*P* is the dry air pressure, *W* is the
water vapor partial pressure, and *T* is the ambient temperature. Pressure
units are in hectoPascals (hPa) and temperature is in degrees Kelvin. The water vapor
partial pressure, *W*, is related to the water vapor density, ρ, by

$$W=\frac{\rho T}{216.7}.$$

The total atmospheric pressure is *P* +
*W*.

For each oxygen line, *S _{i}* depends on two parameters,

*a*and

_{1}*a*. Similarly, each water vapor line depends on two parameters,

_{2}*b*and

_{1}*b*. The ITU documentation cited at the end of this section contains tabulations of these parameters as functions of frequency.

_{2}The localized frequency bandwidth functions *F _{i}(f)* are
complicated functions of frequency described in the ITU references
cited below. The functions depend on empirical model parameters that
are also tabulated in the reference.

To compute the total attenuation for narrowband signals along
a path, the function multiplies the specific attenuation by the path
length, *R*. Then, the total attenuation is *L _{g}=
R(γ_{o} + γ_{w})*.

You can apply the attenuation model to wideband signals. First, divide the wideband signal into frequency subbands, and apply attenuation to each subband. Then, sum all attenuated subband signals into the total attenuated signal.

## References

[1] Radiocommunication Sector of International
Telecommunication Union. *Recommendation ITU-R P.676-10:
Attenuation by atmospheric gases* 2013.

## Extended Capabilities

### C/C++ Code Generation

Generate C and C++ code using MATLAB® Coder™.

Usage notes and limitations:

Does not support variable-size inputs.

## Open Example

You have a modified version of this example. Do you want to open this example with your edits?

## MATLAB Command

You clicked a link that corresponds to this MATLAB command:

Run the command by entering it in the MATLAB Command Window. Web browsers do not support MATLAB commands.

# Select a Web Site

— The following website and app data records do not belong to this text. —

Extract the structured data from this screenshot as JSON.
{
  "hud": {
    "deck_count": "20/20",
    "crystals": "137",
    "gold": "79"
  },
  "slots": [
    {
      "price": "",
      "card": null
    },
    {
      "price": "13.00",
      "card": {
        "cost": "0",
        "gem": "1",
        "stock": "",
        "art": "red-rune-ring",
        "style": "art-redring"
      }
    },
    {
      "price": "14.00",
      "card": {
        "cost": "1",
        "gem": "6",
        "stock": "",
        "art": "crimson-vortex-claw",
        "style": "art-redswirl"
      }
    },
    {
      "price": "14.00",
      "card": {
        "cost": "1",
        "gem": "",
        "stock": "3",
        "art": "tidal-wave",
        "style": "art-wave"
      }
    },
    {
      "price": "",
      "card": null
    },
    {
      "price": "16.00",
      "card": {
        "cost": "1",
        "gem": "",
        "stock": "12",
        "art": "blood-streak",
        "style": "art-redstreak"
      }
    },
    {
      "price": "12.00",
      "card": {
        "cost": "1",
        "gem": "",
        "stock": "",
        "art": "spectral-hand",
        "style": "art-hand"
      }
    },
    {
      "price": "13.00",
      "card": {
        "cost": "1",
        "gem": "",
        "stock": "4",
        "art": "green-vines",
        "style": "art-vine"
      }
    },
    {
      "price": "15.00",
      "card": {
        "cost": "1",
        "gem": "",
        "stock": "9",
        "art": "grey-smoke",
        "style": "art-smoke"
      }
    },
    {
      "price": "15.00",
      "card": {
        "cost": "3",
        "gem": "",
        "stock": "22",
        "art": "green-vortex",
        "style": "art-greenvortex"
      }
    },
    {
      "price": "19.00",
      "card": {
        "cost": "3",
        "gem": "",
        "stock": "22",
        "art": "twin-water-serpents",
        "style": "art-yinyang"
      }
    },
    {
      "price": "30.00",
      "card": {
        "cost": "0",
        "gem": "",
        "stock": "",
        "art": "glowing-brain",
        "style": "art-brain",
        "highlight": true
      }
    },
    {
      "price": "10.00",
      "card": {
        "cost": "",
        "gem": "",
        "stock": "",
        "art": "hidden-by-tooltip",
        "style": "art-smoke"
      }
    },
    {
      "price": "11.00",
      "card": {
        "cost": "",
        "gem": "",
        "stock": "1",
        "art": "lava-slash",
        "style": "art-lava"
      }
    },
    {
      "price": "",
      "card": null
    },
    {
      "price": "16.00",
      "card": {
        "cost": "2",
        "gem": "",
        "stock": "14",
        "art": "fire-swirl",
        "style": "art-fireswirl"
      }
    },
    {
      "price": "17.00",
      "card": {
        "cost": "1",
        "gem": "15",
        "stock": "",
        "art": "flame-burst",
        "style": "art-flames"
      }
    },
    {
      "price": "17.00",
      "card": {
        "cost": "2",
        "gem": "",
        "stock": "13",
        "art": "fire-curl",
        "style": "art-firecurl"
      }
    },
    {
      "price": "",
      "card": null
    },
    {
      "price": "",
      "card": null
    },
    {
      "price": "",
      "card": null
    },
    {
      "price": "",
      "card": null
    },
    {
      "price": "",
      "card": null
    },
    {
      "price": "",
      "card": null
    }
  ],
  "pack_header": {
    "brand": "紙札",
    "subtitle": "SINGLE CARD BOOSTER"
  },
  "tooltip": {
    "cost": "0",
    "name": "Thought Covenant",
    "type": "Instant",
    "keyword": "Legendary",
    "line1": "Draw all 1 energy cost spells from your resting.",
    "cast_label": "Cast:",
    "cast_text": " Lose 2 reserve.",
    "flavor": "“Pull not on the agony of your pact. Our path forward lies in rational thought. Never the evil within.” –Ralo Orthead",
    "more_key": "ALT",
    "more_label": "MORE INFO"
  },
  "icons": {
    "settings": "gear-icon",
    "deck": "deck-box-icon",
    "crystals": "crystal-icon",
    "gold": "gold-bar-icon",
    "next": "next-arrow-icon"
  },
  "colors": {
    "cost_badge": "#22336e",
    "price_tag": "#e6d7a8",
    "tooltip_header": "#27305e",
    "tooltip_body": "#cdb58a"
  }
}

Choose a web site to get translated content where available and see local events and offers. Based on your location, we recommend that you select: .

You can also select a web site from the following list:

## How to Get Best Site Performance

Select the China site (in Chinese or English) for best site performance. Other MathWorks country sites are not optimized for visits from your location.

### Americas

- América Latina (Español)
- Canada (English)
- United States (English)

### Europe

- Belgium (English)
- Denmark (English)
- Deutschland (Deutsch)
- España (Español)
- Finland (English)
- France (Français)
- Ireland (English)
- Italia (Italiano)
- Luxembourg (English)

- Netherlands (English)
- Norway (English)
- Österreich (Deutsch)
- Portugal (English)
- Sweden (English)
- Switzerland
- United Kingdom (English)